● What this task involves
Only the pictures should be left out; write out all other data exactly.
*** Extracted entries ***
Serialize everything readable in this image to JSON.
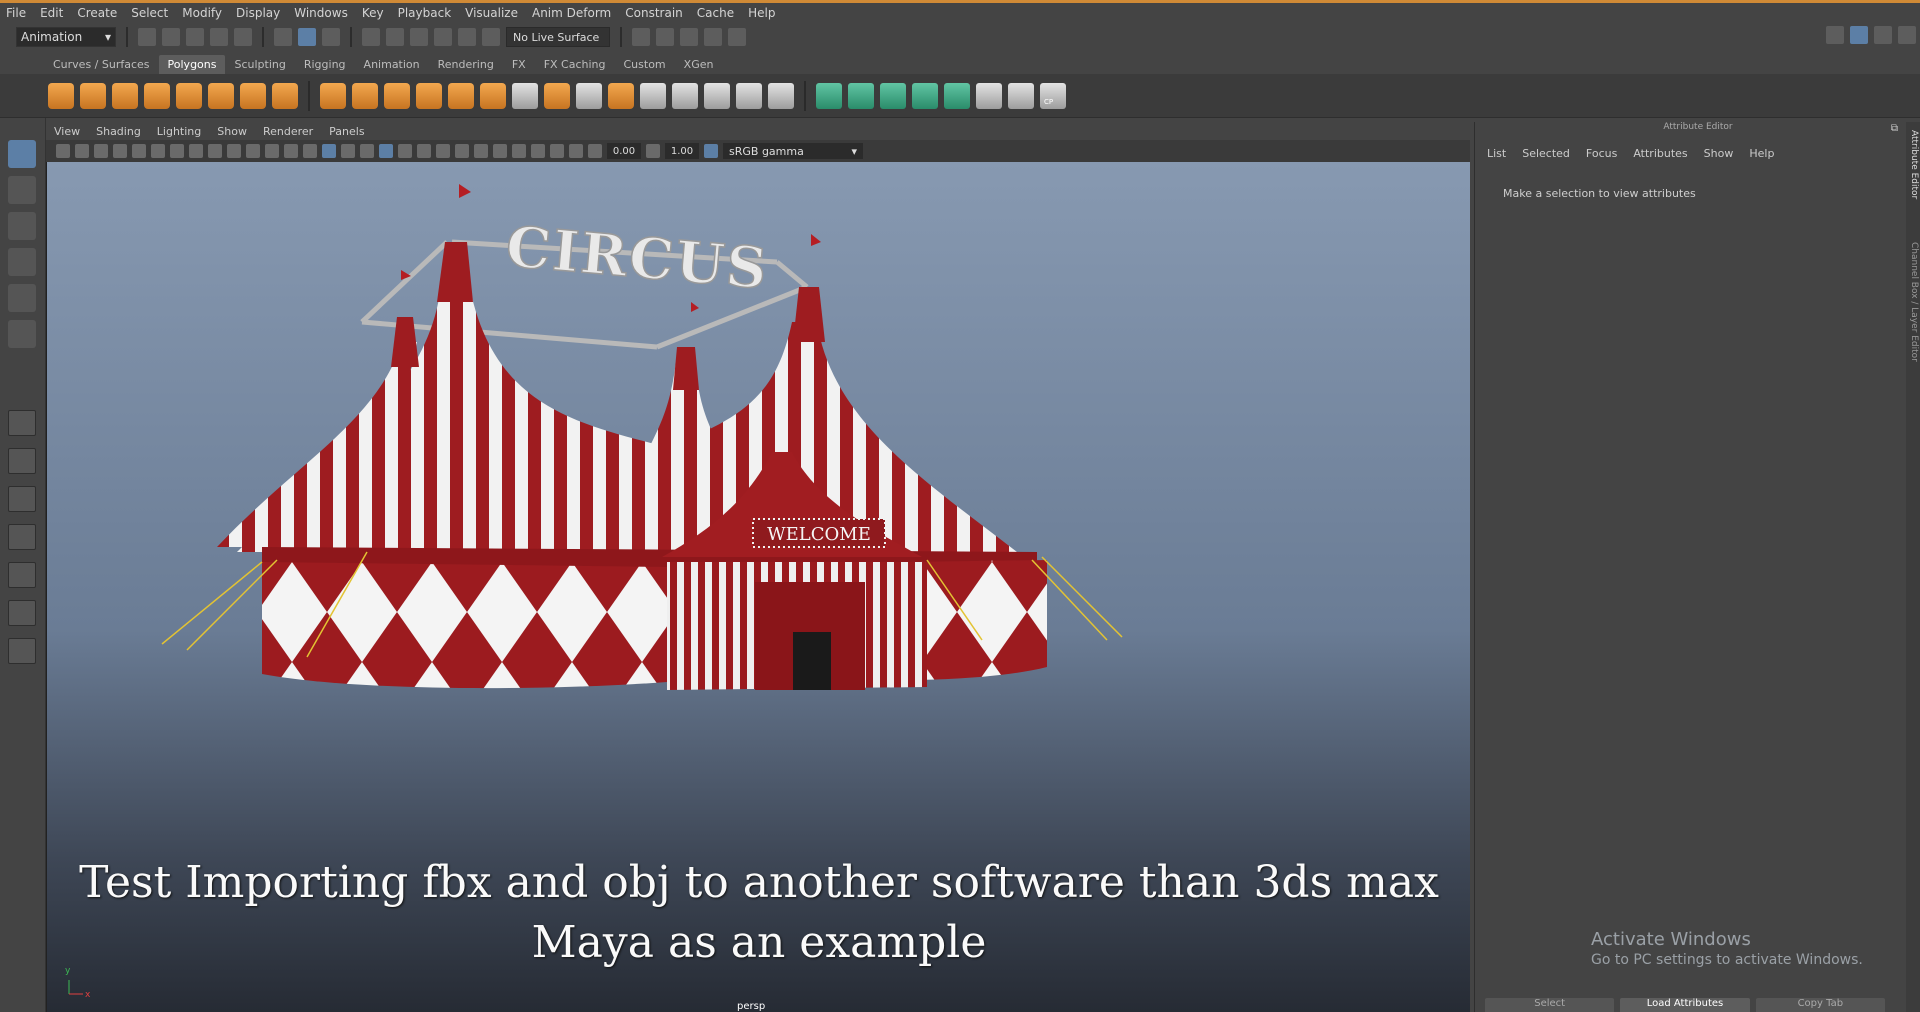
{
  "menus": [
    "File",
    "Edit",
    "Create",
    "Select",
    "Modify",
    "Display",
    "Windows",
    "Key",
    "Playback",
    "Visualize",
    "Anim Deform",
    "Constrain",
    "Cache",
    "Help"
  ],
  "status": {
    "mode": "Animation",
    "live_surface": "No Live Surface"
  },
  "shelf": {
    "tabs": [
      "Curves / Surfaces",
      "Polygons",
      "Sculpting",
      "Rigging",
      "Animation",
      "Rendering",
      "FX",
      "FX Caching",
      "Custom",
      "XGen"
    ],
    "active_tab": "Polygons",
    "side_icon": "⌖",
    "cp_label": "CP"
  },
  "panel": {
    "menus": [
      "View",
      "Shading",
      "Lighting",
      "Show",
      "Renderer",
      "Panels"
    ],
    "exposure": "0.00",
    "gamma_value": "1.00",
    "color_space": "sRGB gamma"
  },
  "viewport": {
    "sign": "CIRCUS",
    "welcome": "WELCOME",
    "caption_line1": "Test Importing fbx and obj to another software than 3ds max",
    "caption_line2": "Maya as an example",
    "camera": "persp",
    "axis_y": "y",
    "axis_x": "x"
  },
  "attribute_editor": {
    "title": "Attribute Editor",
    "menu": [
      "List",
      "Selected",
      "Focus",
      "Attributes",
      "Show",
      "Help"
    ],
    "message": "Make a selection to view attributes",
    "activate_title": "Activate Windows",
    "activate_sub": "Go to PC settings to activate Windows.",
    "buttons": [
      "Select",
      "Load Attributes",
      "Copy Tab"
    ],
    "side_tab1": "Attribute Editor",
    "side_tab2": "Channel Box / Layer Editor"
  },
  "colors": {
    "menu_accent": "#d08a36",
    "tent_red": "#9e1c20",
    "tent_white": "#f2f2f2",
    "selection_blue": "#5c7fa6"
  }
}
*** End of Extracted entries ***
● Task answer
Serialize everything readable in this image to JSON.
{
  "menus": [
    "File",
    "Edit",
    "Create",
    "Select",
    "Modify",
    "Display",
    "Windows",
    "Key",
    "Playback",
    "Visualize",
    "Anim Deform",
    "Constrain",
    "Cache",
    "Help"
  ],
  "status": {
    "mode": "Animation",
    "live_surface": "No Live Surface"
  },
  "shelf": {
    "tabs": [
      "Curves / Surfaces",
      "Polygons",
      "Sculpting",
      "Rigging",
      "Animation",
      "Rendering",
      "FX",
      "FX Caching",
      "Custom",
      "XGen"
    ],
    "active_tab": "Polygons",
    "side_icon": "⌖",
    "cp_label": "CP"
  },
  "panel": {
    "menus": [
      "View",
      "Shading",
      "Lighting",
      "Show",
      "Renderer",
      "Panels"
    ],
    "exposure": "0.00",
    "gamma_value": "1.00",
    "color_space": "sRGB gamma"
  },
  "viewport": {
    "sign": "CIRCUS",
    "welcome": "WELCOME",
    "caption_line1": "Test Importing fbx and obj to another software than 3ds max",
    "caption_line2": "Maya as an example",
    "camera": "persp",
    "axis_y": "y",
    "axis_x": "x"
  },
  "attribute_editor": {
    "title": "Attribute Editor",
    "menu": [
      "List",
      "Selected",
      "Focus",
      "Attributes",
      "Show",
      "Help"
    ],
    "message": "Make a selection to view attributes",
    "activate_title": "Activate Windows",
    "activate_sub": "Go to PC settings to activate Windows.",
    "buttons": [
      "Select",
      "Load Attributes",
      "Copy Tab"
    ],
    "side_tab1": "Attribute Editor",
    "side_tab2": "Channel Box / Layer Editor"
  },
  "colors": {
    "menu_accent": "#d08a36",
    "tent_red": "#9e1c20",
    "tent_white": "#f2f2f2",
    "selection_blue": "#5c7fa6"
  }
}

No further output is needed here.